10 3rd Dimension Shows Sliced Projection 3D Display

3rd Dimension (Knoxville, TN) gave a paper and had a small demo in the AVT Simulation booth at I/ITSEC that showcased its second generation display technology. The company called it a “holographic” display, which is partly true as it uses a holographically-defined screen. 3rd Dimension calls its approach “an electronic form of holographic stereography”. But to implement it, the company uses an “angular slice” method to converge light rays, creating a glasses-free 3D image that does not have accommodation and convergence mismatch. The approach is similar to what Holografika does.

Back in 2010, I had a chance to travel to the company’s facility in Tennessee to see the first generation system. It was still a work in progress but you could see that it had potential. That system used 20+ pico projectors and a flat holographic screen to create the 3D image.

The way it works is to line up all the projectors in a horizontal row in the back of the screen. Because of the physical size of the projectors, they cannot be packed close enough so they are staggered in the vertical direction. The projectors illuminate the screen from the rear. The screen has a very special diffuser that confines the light from each projector into a very narrow 1-degree wide line of light with a 60 degree vertical angle.

As shown in the simple graphic below, rays from the four pico projectors converge on a single point in space in front of the screen. If you are careful to create different perspective of the scene for each projector, then the light converging at any point will show the view of that object from slightly different angles. There is horizontal parallax, so if you move your head from side to side, you can see different information at that point. The system does not have vertical parallax, however.
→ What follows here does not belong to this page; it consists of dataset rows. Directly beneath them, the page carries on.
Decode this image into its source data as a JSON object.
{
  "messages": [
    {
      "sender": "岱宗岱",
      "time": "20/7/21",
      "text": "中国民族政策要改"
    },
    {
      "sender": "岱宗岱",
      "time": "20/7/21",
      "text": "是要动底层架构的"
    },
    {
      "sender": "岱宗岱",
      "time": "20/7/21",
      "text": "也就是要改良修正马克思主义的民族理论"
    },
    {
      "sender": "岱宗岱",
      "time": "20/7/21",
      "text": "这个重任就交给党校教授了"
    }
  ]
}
At I/ITSEC 2014, the company modified this concept. First, it created a front illuminated projector-screen configuration (a linear array of projectors were placed at about a 15 degree angle to the center of the screen). Secondly, the company made the holographic screen curved. The curvature creates a more defined viewing headbox so it becomes a single-person monitor. In the demo at the event, 3rd Dimension used 12 SVGA resolution pico projectors and a 30” curved screen to create a headbox that seemed about 8-10″ wide. The resulting image was said to achieve about 2 arc-minutes of angular resolution (20/20 vision is about 1 arc-minute of resolution so this is pretty good acuity).

On display was a demo of aerial refueling with the boom coming from the tanker extending into the viewer space. The total depth seemed about 8-10″ but was really only about 6”. It did create a decent 3D illusion without the eyestrain caused by the mismatch between convergence and accommodation, which is typical of glasses-based 3D (albeit with much greater depth volumes). The image was a bit soft but almost all of the stitching errors ( vertical lines in the display) were gone from this demo. (The photo shows some horizontal lines that were the result of not frame locking all the projectors.)

The team plans to build a bigger demonstrator that it hopes to show at the 2015 I/ITSEC under a new contract. This is slated to be a 60” curved screen that will use 23 projectors with either 720p or 1080p resolution. Right now, the team is considering two offerings of 720p LED projectors from Optoma or Dell with 500 lumens each, so it will be very bright. The graphic shows how the company envisions using it.

The company is also developing a concept for a 13-foot (4m) screen that will use 30 projectors. This will have a big 13’ (4m) headbox, so the projectors will need to be about 20’ (6m) from the screen.

Display Daily Comments

I will be quite pleased to take a look at future displays from the company. (CC)